The delivery period for gold is the last month that a particular contract trades. The most recent contract to expire was October, and the December contract is now in its delivery period.
Since the beginning of December, there has been a big jump in delivery notices by long speculators. They now have 19,372 contracts (or 1,937,200 ounces) of gold called upon. This represents 42% of the registered gold in COMEX warehouses. (It was 38%.) A daily report of warehouse stocks is available from the COMEX at http://www.cmegroup.com/.
COMEX data is provided daily, but not with historical time series, so it is not immediately obvious that recent deliveries have been unusually large. For comparison, I obtained delivery data for the recent October contract, where deliveries rose to a then surprisingly high 11,072 contracts. To compare the two months, I have overlaid the October contract with the December contract. December is way ahead of October. The chart below is updated to 12/21/05.
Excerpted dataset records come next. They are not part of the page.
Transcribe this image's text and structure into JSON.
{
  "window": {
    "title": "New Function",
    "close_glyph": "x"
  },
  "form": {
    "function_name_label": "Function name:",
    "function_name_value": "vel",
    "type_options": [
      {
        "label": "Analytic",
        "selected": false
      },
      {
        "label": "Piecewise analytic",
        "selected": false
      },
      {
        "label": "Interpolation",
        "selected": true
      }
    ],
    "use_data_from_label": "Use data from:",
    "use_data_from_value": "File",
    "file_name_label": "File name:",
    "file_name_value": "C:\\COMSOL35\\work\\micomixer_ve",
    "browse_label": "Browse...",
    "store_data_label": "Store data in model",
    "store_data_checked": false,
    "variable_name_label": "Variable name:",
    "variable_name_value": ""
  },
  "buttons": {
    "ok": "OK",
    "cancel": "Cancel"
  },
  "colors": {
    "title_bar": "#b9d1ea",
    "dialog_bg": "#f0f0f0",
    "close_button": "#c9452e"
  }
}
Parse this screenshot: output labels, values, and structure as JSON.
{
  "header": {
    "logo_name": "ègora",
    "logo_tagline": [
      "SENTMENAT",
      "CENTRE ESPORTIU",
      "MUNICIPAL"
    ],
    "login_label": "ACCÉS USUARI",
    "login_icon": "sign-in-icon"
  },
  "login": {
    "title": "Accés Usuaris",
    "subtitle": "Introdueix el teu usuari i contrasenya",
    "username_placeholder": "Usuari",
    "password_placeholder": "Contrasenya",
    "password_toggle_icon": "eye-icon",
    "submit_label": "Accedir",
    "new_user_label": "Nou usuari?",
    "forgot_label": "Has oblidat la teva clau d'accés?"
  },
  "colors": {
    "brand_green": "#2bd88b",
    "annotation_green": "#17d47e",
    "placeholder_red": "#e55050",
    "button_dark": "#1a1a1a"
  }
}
The data to monitor progress for the above chart can be found at: http://www.cmegroup.com/.
The silver story is even more surprising
The same kind of analysis and chart is now added for silver below:
The chart above shows that the silver situation is even more extreme than the gold with the number of delivery contracts 8 times what they were in October. The number of issues is now 7,511 contracts of 5,000 ounces each, accounting for 37,555,000 ounces. The warehouse-registered stocks of silver are 66,834,033 ounces, so the delivery is now at 56% of registered ounces. (It was 43% on December 8.) There is still plenty of time for the situation to be sorted out with re-tendering of contracts by speculators who don't really want the final delivery, but this demand is not typical.
The trading at the COMEX is not what drives gold and silver, it is the economic use for jewelry, industrial applications and financial store of value compared to the supply. The details of the internals of the working of this intricate market get driven by those fundamentals, and when we see these kinds of unusual actions it means that the situation will be much more volatile than in normal times. In effect, these technical measures are a good indicator of how the players see the changes in the fundamentals that are driving the markets. So we are getting insight that the precious metals markets are poised for much higher volatility and probably higher prices ahead.
The world demand for all commodities is growing so rapidly that some players are recognizing the value of taking physical delivery. But by doing so they have come close to disrupting the normal patterns of operation of a highly leveraged futures exchange. The demand for deliveries testifies to the underlying fundamental desire to use the metals -- and that is bullish for prices, even from today's apparently high levels. A generation ago both precious metals were driven to extremes ($850 for gold and $50 for silver) when participants decided to take possession. The environment now is looking right for another move to record-setting extremes.
© 2005 Bud Conrad